A direct mercury analyzer (DMA-80 Tri-Cell) from Milestone Inc. was used for this experiment. The instrument was configured to sequentially process up to 40 samples placed on the auto-sampler. The autosampler automatically aligned and accommodated quartz (1500uL) and nickel (500mg) sample boats. All the components of the DMA-80 instrument were contained in a closed system to ensure that the samples were not exposed to outside interferences. Oxygen is used as a carrier gas at 65psi pressure and a flow rate of 7L/hour.

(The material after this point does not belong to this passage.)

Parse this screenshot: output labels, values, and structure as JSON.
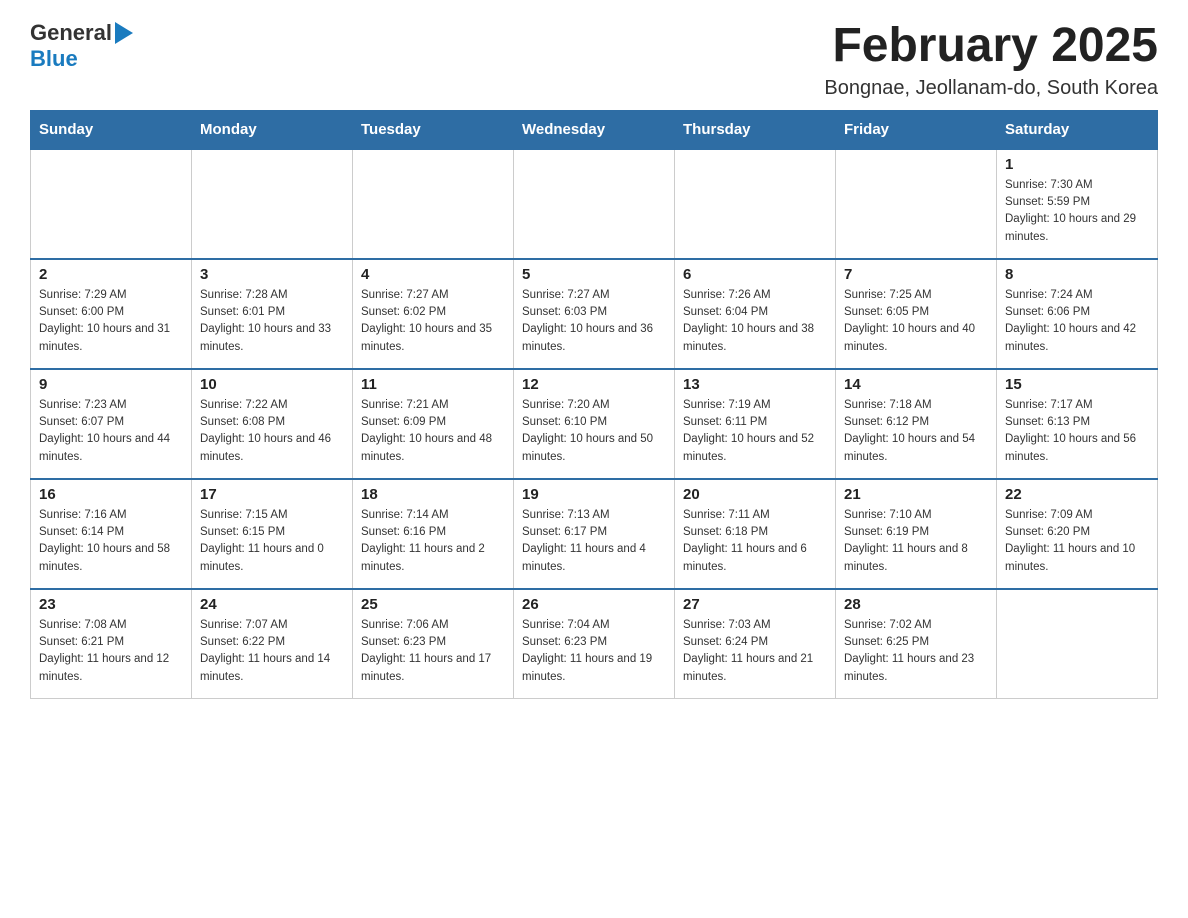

The DMA can be calibrated using aqueous standards or Standard Reference Materials (SRM). The DMA-80 used for this experiment had a tri-cell spectrophotometer and covered a dynamic range of 0.0015-1200ng Hg. Each cell was calibrated using different volumes of 1ppm and 0.1ppm stock solutions, prepared from an NIST traceable 1000ppm stock solution (VHG Labs).
EXPERIMENT AND RESULTS
To test the efficiency of the DMA-80, three commonly available nutraceutical samples – Valerian root, Ginkgo Biloba and Glucosamine chondroitin were spiked by a solution having a mean mercury concentration of ~10.2ppb and were run in the instrument to test for spike recoveries. Also, Gingko SRM 3248 was analyzed to test if its mercury concentration falls in the NIST certified range.v
|SAMPLE||CONC (PPB)||EXPECTED CONC (PPB)||RECOVERY %|
|Valerian Root Spiked||15.5589||15.0197||103.59%|
|Gingko Biloba Spiked||12.8810||12.3287||104.48%|
|Glucosamine Chondroitin Spiked||12.4578||11.8567||105.07%|
|Gingko SRM 3248||0.2609||0.271+/-0.034||96.27%|
The concentrations mentioned in (Table 1) are mean values obtained after running duplicates for each sample.
The two concentrations obtained for the Ginkgo SRM – 3248 were 0.2544 ppb and 0.2673 ppb. These concentrations were not only in the certified range of mercury concentration but also had an RSD of 0.05% which represented the accuracy and reproducibility of the DMA-80 at low mercury concentrations. The recovery data mentioned in the table above suggests efficient spike recoveries. A nutraceutical testing laboratory is required to analyze different matrices accurately and quickly while keeping operating costs under control. The DMA-80 is an excellent tool as it yields results in ~6min/sample and proves to be proficient, matrix-independent and cost effective while completely eliminating the challenges of sample preparation posed by conventional mercury analysis techniques.